More oil rigs shut down

HOUSTON — Drillers found another 13 oil rigs to set aside this week, as the industry continued to tighten its belt amid low prices.

The number of U.S. rigs chasing oil fell to a total of 646, while gas rigs rose by three to 225. Combined, the total Baker Hughes rig count fell by 10 to 875. Miscellaneous rigs were unchanged at four.

The rig count, considered a proxy for industry activity, has fallen sharply since oil prices collapsed last summer. Exploration and production companies have slashed budgets and idled rigs as drilling for now-cheaper crude has become less profitable.

Overall, Baker Hughes’ rig count has fallen from an October 2014 high of 1,609 oil rigs. The retreat has fueled somewhat of a recovery in the price of oil, as traders have linked the less drilling activity to fewer barrels of oil flowing from wells.

But while U.S. production’s rapid growth has slowed, so far there’s been little indication that production is about to fall off. The rig count has fallen by about 60 percent, but a weekly production estimate made by the U.S. Energy Information Administration showed production growing by 300,000 barrels per day last week to the highest level in data stretching back to 1983. That production figure is a rough estimate — and it often lags behind changes in actual production.

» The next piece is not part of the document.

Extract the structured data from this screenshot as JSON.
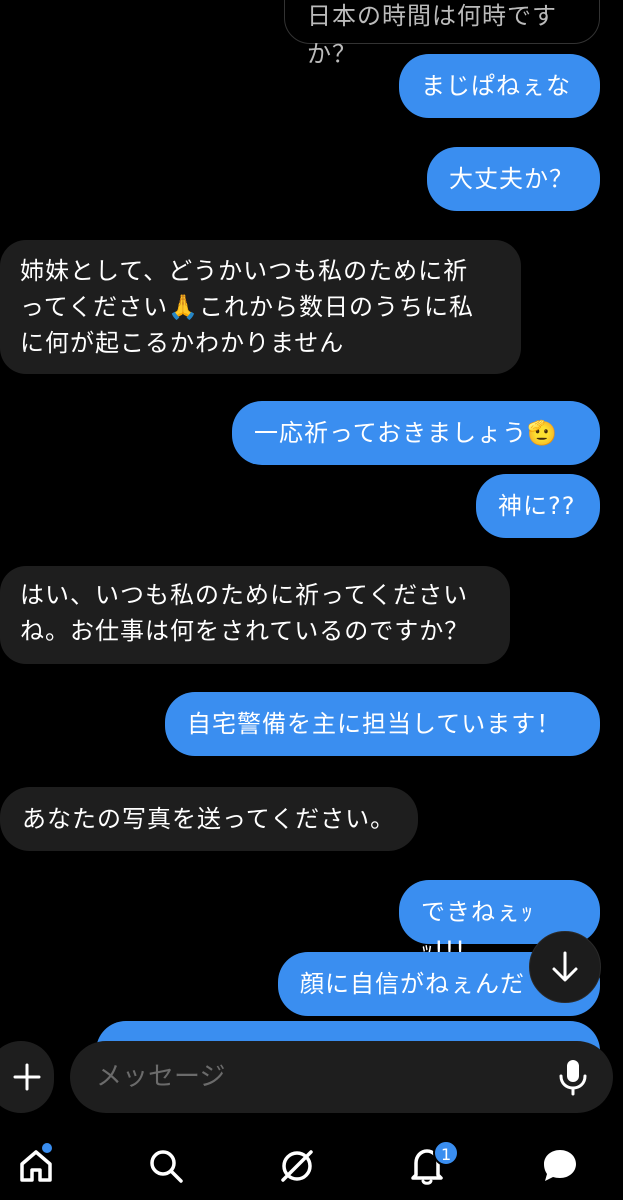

Crude oil prices were up sharply before the Baker Hughes count was released and showed little sign of slowing as traders digested the new. Benchmark next-month West Texas Intermediate rose $2.55 to $60.23, once again above the $60.00 mark that the contract had slipped below this week. International Brent crude was up $2.79 in early trading to $65.37.